- Grouping our customers into different categories (e.g geographical locations, business size, etc)

Hope you enjoyed this blog post, it took awhile to put up since I've been working and now travelling as well as have been doing some CSGO stuff on the side. Stay tuned for more! 🙂

Hello Kevin!

I just wanted to say thank you for this tutorial it has been very helpful! I do have a question for you. In your python notebook you note that there is not a closed for solution of the unobserved values for repeat and new cohorts of customers for the BG/NBD model but there is one for the Pareto/NBD model. How did you come to this conclusion? Also, where can the closed form solution for Pareto/NBD be found?

Thanks you again!

Hi Ryan, I sent an email to one of the authors regarding this model. This is his response (DET and DERT refer to the present-value of expected transactions):

`A grad student derived DET (and perhaps DERT; I can’t remember) for the BG/NBD a few years ago, but it was a big scary mess, and I haven’t checked it.`

My suggestion would be to avoid using the BG/NBD at all, if you care about getting DET?DERT estimates, and use the BG/BB model instead.

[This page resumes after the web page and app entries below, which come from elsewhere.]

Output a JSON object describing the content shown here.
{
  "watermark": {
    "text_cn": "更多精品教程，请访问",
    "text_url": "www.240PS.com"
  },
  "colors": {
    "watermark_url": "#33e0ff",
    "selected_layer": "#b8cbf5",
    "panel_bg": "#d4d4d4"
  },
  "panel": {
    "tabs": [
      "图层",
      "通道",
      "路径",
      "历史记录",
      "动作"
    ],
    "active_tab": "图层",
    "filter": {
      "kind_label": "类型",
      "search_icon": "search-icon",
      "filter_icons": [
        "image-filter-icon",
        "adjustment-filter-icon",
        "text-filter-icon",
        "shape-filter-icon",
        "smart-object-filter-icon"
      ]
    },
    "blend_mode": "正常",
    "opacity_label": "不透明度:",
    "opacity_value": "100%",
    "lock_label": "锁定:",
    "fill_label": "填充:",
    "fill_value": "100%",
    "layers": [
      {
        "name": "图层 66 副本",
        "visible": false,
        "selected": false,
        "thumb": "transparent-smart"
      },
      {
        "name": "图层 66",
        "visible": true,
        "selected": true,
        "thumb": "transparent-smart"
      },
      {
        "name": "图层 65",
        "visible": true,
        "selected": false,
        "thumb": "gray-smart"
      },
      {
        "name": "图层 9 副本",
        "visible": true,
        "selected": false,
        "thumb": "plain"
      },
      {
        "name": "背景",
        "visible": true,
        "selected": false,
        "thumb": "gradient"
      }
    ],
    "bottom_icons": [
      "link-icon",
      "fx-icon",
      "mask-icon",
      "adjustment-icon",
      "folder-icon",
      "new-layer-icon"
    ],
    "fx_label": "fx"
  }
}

`PF`

For the formula see: http://www.brucehardie.com/papers/020/fader_et_al_mksc_10.pdf